May 31, 2003
The best female golfer on the planet enters a men's tournament, and even selects a golf course best suited to her game, and then unceremoniously fails to make the cut. Yet how does the L.A. Times spin this? "A win." "Crossing a line." "Will influence society." This is fundamentally dishonest journalism, on a par with Jayson Blair. It's simply another example (not that we need another) of why people don't trust the media. J.M. Rodgers Pasadena Whether it is Annika Sorenstam failing to make the cut at the PGA's Colonial or Billie Jean King beating Bobby Riggs, the result is the same: Sadly, female athletes continue to let men define their success.
May 7, 2003 |
IT'S only a matter of time until the scandal involving New York Times reporter Jayson Blair, the appalling meltdown at the Salt Lake City Tribune and the Los Angeles Times' recent dismissal of a photographer who filed an altered photo from Iraq are linked in a broad new indictment of the news media's standards and credibility.
May 31, 2003 |
Earlier this week, some of the sharper tongues bearing witness to events inside the New York Times were calling the drama convulsing their newsroom "The Blair Witch Hunt." By Friday, some of the more mordant had retitled it "The Madness of King Howell." Either way, it was a lousy week for the Times, whose self-inflicted wounds continue to bleed onto American journalism as a whole.
April 18, 2010 |
Nothing Happened and Then It Did A Chronicle in Fact and Fiction Jake Silverstein W.W. Norton: 232 pp., $23.95 People who know Jake Silverstein may be surprised to discover upon reading "Nothing Happened and Then It Did" that he helped find pirate booty in a Louisiana bayou, competed in a poetry competition, spent days with a Mexican American businessman working on a story that he had no hope of ever writing and once...
June 20, 2003 |
When I began teaching at Duke, I was pleased to find that the university had an honor code exhorting students to promise they wouldn't "lie, cheat or steal" in their academic endeavors. But now I regard the pledge as a quaint artifact. How can young people take seriously such a vow when everywhere they look they see successful grown-ups getting ahead by playing fast and loose with the truth?
June 4, 2011 |
The ascension of Jill Abramson to the editor's chair of the New York Times will make the history books. She will be the first woman to lead the newspaper in its 160-year history. The 57-year-old journalist's in-box burst with good wishes Thursday, particularly from women, thrilled that one of journalism's highest glass ceilings had been shattered. All Abramson has to do when she takes over from Bill Keller in September is manage one of the world's most prestigious newsrooms under a tight budget, urge a tradition-bound print institution toward a digital future and make a compelling case for the enduring value of the authoritative, literate voice in an era when anyone with a high-speed connection has become a publisher.
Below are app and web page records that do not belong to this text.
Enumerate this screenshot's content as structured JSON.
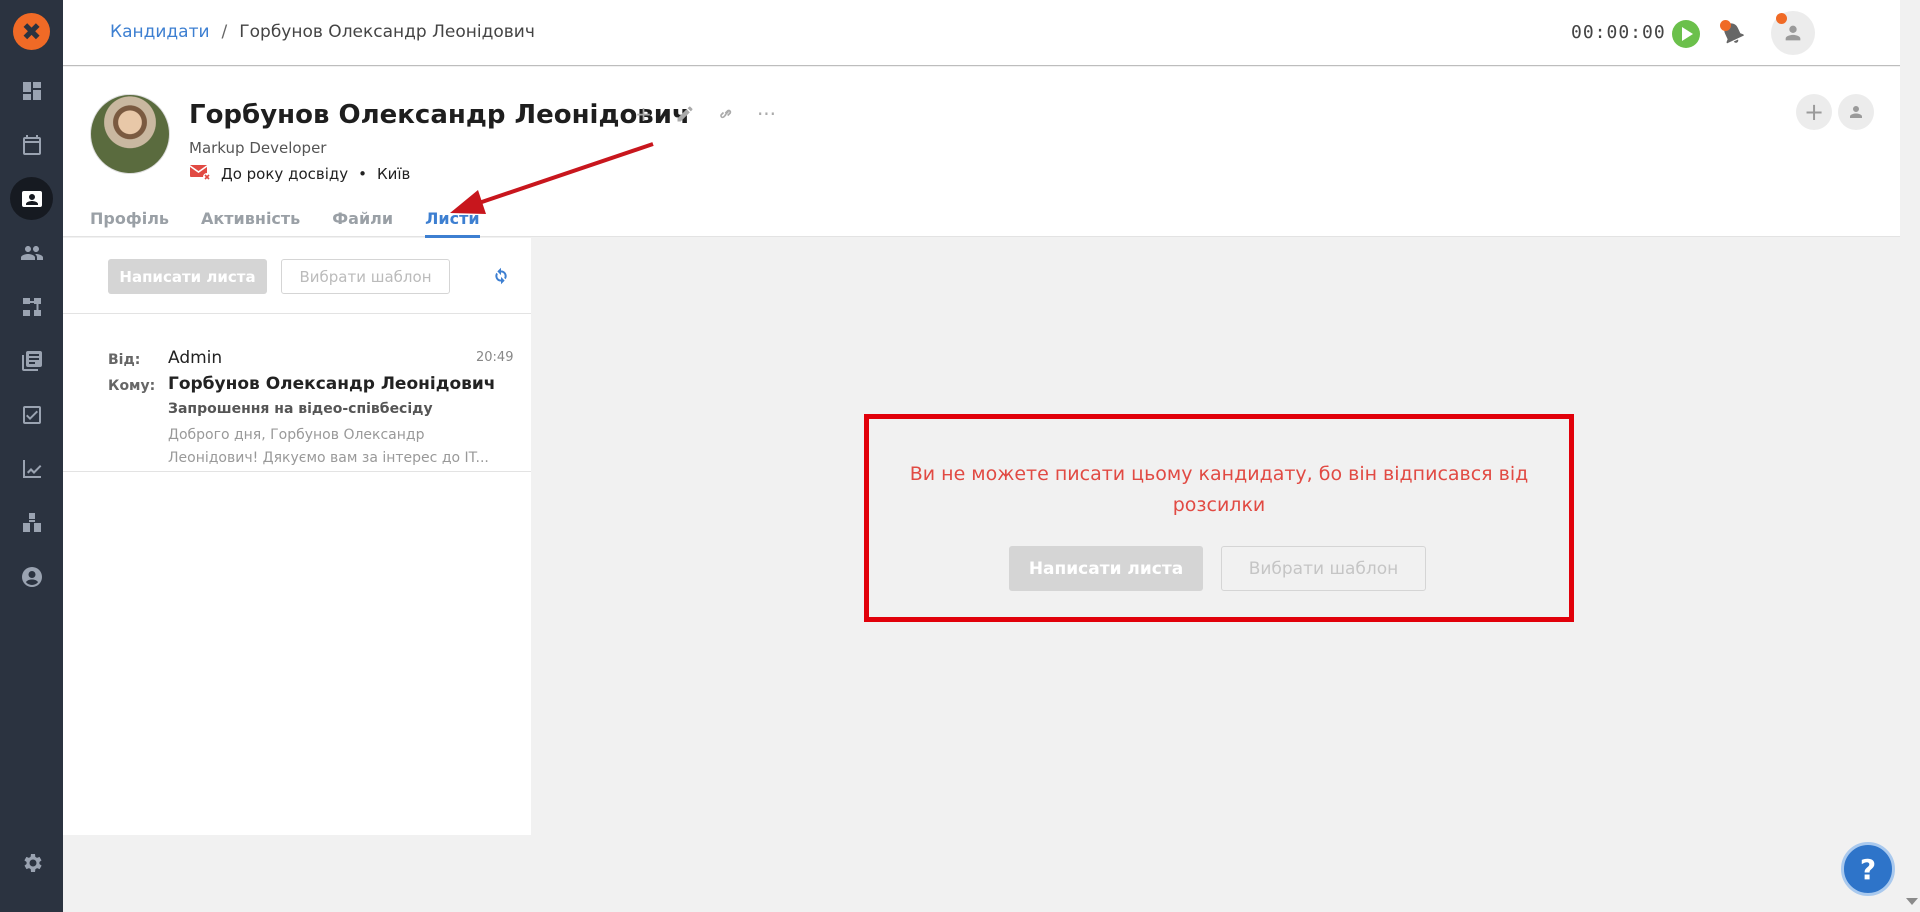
{
  "app": {
    "logo_glyph": "✖",
    "accent_color": "#f06a26",
    "link_color": "#3d7fd1"
  },
  "sidebar": {
    "items": [
      {
        "icon": "dashboard-icon"
      },
      {
        "icon": "calendar-icon"
      },
      {
        "icon": "candidates-icon",
        "active": true
      },
      {
        "icon": "people-icon"
      },
      {
        "icon": "hierarchy-icon"
      },
      {
        "icon": "library-icon"
      },
      {
        "icon": "tasks-icon"
      },
      {
        "icon": "analytics-icon"
      },
      {
        "icon": "boxes-icon"
      },
      {
        "icon": "account-icon"
      },
      {
        "icon": "settings-icon"
      }
    ]
  },
  "topbar": {
    "breadcrumb": {
      "parent": "Кандидати",
      "separator": "/",
      "current": "Горбунов Олександр Леонідович"
    },
    "timer": "00:00:00"
  },
  "candidate": {
    "name": "Горбунов Олександр Леонідович",
    "position": "Markup Developer",
    "experience": "До року досвіду",
    "meta_separator": "•",
    "city": "Київ",
    "tools": {
      "add": "+",
      "more": "···"
    }
  },
  "header_actions": {
    "add": "+"
  },
  "tabs": [
    {
      "label": "Профіль",
      "active": false
    },
    {
      "label": "Активність",
      "active": false
    },
    {
      "label": "Файли",
      "active": false
    },
    {
      "label": "Листи",
      "active": true
    }
  ],
  "mail_panel": {
    "write_label": "Написати листа",
    "template_label": "Вибрати шаблон",
    "items": [
      {
        "from_label": "Від:",
        "from": "Admin",
        "to_label": "Кому:",
        "to": "Горбунов Олександр Леонідович",
        "time": "20:49",
        "subject": "Запрошення на відео-співбесіду",
        "preview": "Доброго дня, Горбунов Олександр Леонідович! Дякуємо вам за інтерес до IT..."
      }
    ]
  },
  "notice": {
    "text": "Ви не можете писати цьому кандидату, бо він відписався від розсилки",
    "write_label": "Написати листа",
    "template_label": "Вибрати шаблон",
    "border_color": "#e1000a",
    "text_color": "#e14a43"
  },
  "help": {
    "label": "?"
  }
}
May 29, 2003
Re "He Stole a Lot More Than My Words" (Opinion, May 25), concerning the plagiarism of New York Times journalist Jayson Blair: I agree that this has nothing to do with racism. This guy is an incredible bottom feeder. Now he is trying to peddle his story for book and movie deals, alleging that he was just testing the system. He also brushes his actions off as substance abuse-related (very popular lately). He'll probably come out of this with deals worth a lot of money, but what should happen is that he should be ostracized by everyone and denied any financial gain from his devious and despicable actions.
May 23, 2003 |
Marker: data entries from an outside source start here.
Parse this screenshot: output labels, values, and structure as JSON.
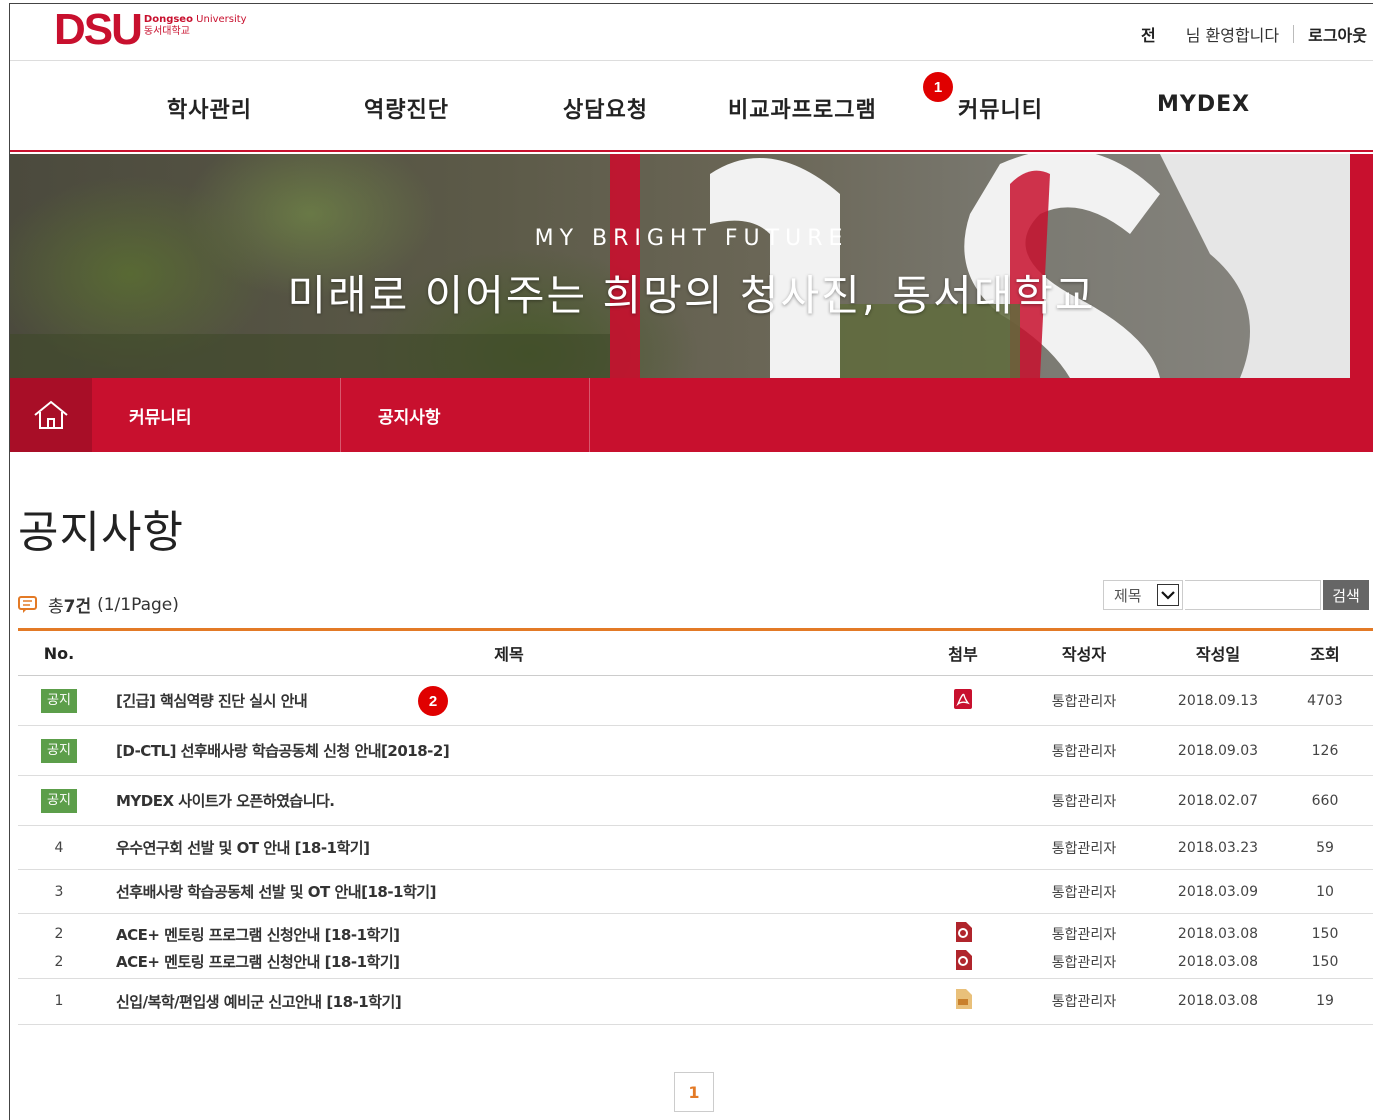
{
  "header": {
    "logo_big": "DSU",
    "logo_en_bold": "Dongseo",
    "logo_en": "University",
    "logo_ko": "동서대학교",
    "user_name": "전",
    "welcome": "님 환영합니다",
    "logout": "로그아웃"
  },
  "gnb": [
    "학사관리",
    "역량진단",
    "상담요청",
    "비교과프로그램",
    "커뮤니티",
    "MYDEX"
  ],
  "badges": {
    "first": "1",
    "second": "2"
  },
  "hero": {
    "subtitle": "MY BRIGHT FUTURE",
    "title": "미래로 이어주는 희망의 청사진, 동서대학교"
  },
  "breadcrumb": {
    "home_icon": "home-icon",
    "level1": "커뮤니티",
    "level2": "공지사항"
  },
  "page_title": "공지사항",
  "summary": {
    "prefix": "총",
    "count": "7건",
    "page": "(1/1Page)"
  },
  "search": {
    "select_value": "제목",
    "button": "검색"
  },
  "table": {
    "headers": [
      "No.",
      "제목",
      "첨부",
      "작성자",
      "작성일",
      "조회"
    ],
    "rows": [
      {
        "no": "공지",
        "title": "[긴급] 핵심역량 진단 실시 안내",
        "attach": "pdf",
        "author": "통합관리자",
        "date": "2018.09.13",
        "views": "4703"
      },
      {
        "no": "공지",
        "title": "[D-CTL] 선후배사랑 학습공동체 신청 안내[2018-2]",
        "attach": "",
        "author": "통합관리자",
        "date": "2018.09.03",
        "views": "126"
      },
      {
        "no": "공지",
        "title": "MYDEX 사이트가 오픈하였습니다.",
        "attach": "",
        "author": "통합관리자",
        "date": "2018.02.07",
        "views": "660"
      },
      {
        "no": "4",
        "title": "우수연구회 선발 및 OT 안내 [18-1학기]",
        "attach": "",
        "author": "통합관리자",
        "date": "2018.03.23",
        "views": "59"
      },
      {
        "no": "3",
        "title": "선후배사랑 학습공동체 선발 및 OT 안내[18-1학기]",
        "attach": "",
        "author": "통합관리자",
        "date": "2018.03.09",
        "views": "10"
      },
      {
        "no": "2",
        "title": "ACE+ 멘토링 프로그램 신청안내 [18-1학기]",
        "attach": "hwp",
        "author": "통합관리자",
        "date": "2018.03.08",
        "views": "150"
      },
      {
        "no": "2",
        "title": "ACE+ 멘토링 프로그램 신청안내 [18-1학기]",
        "attach": "hwp",
        "author": "통합관리자",
        "date": "2018.03.08",
        "views": "150"
      },
      {
        "no": "1",
        "title": "신입/복학/편입생 예비군 신고안내 [18-1학기]",
        "attach": "doc",
        "author": "통합관리자",
        "date": "2018.03.08",
        "views": "19"
      }
    ]
  },
  "pagination": {
    "current": "1"
  },
  "colors": {
    "brand": "#c8102e",
    "accent": "#e37a26",
    "notice_tag": "#5c9e4a"
  }
}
When Daralene Jones first heard about the saga of Jayson Blair, her initial thought was: "Is this another way to try to bring another person of color down?" But after reading the facts about the young African American reporter for the New York Times whose acts of plagiarism and deception have rocked American journalism, Jones said, she concluded "it was inevitable that he was guilty."
May 28, 2003 |
He is charming, brilliant, socially facile and shameless. If his mouth is moving, he is probably lying, and when he is caught, he will smile and stick around to pose for pictures. All of which makes him indispensable, archetypally speaking. Because there is no audience that won't be mesmerized, no simmering social problem that won't be brought to a boil, by the entrance of the Trickster. He's almost always a man because we still like our women more virtuous than not.
May 11, 2003 |
Calling the incident "a profound betrayal of trust and a low point in the 152-year history of the newspaper," the New York Times in today's editions said a former reporter made up quotes and scenes, lied about his whereabouts and plagiarized material from other publications. "It's a huge black eye," Arthur Sulzberger Jr., chairman of the New York Times Co. and the newspaper's publisher, was quoted as saying. "It's an abrogation of the trust between the newspaper and its readers."